JERUSALEM (AP) — Israel approved the construction of 3,000 homes in Jewish settlements in the West Bank and east Jerusalem, a government official said today, drawing swift criticism from the Palestinians a day after their successful U.N. recognition bid.
The Palestinians strongly condemned the announcement and repeated their refusal to start peace negotiations while building continued. With Israeli Prime Minister Benjamin Netanyahu apparently poised for re-election and insisting that any negotiations begin without preconditions, prospects for peace appear to be going into deep freeze.

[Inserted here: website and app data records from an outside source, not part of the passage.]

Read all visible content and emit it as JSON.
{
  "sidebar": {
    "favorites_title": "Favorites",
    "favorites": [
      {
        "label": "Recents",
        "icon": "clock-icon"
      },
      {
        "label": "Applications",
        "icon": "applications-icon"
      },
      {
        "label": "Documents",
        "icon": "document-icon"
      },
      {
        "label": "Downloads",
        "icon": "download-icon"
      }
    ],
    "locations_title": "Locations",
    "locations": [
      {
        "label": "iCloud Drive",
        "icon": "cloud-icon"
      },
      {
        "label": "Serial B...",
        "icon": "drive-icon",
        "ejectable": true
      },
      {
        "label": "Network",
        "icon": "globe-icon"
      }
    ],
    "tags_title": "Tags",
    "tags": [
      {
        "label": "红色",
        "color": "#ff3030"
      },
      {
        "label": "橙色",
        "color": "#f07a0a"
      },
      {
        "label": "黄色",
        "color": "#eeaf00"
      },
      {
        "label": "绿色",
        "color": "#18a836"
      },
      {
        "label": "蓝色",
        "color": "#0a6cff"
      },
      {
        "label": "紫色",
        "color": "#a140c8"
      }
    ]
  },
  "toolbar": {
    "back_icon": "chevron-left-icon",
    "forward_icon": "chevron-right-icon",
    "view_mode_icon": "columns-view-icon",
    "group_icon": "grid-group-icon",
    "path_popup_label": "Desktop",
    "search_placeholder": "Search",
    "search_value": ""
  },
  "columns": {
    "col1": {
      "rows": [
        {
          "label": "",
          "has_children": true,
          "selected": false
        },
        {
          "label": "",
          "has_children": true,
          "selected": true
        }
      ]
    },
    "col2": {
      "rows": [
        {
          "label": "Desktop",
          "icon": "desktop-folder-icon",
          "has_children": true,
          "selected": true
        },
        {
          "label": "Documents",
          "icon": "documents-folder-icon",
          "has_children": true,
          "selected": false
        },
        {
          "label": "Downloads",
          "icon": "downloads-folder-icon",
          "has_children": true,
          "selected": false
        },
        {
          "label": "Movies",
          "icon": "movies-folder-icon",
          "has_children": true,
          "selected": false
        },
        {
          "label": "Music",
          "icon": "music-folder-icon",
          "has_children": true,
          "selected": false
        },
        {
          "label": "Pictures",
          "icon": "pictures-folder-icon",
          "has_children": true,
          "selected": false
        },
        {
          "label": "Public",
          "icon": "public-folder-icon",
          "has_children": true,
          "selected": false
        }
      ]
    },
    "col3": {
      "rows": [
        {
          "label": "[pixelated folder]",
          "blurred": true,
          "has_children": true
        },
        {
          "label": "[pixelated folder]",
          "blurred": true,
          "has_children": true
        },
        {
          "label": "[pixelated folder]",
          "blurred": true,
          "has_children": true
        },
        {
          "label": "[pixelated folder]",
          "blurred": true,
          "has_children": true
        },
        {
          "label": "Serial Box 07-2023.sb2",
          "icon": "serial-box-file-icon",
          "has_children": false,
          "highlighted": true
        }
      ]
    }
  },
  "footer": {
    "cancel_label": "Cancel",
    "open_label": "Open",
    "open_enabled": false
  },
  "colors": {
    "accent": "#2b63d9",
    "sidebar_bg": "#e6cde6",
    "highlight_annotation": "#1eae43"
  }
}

The unusually large building plan came a day after the United Nations voted overwhelmingly to accept a Palestinian state in the West Bank, the Gaza Strip and east Jerusalem as a nonmember observer state, setting off jubilant celebrations among Palestinians.
Israel fiercely objected to the U.N. upgrade, saying peace could only come from direct negotiations and unilateral moves would harm that prospect. The Palestinians said the U.N. recognition of a Palestinian state in the territories captured by Israel in the 1967 Mideast war was an attempt to salvage a possible peace deal and could bolster talks.
Palestinian President Mahmoud Abbas has refused to negotiate with Israeli while settlement construction continues in occupied territories, saying Israel's settlement expansion on war-won land was making a partition deal increasingly difficult.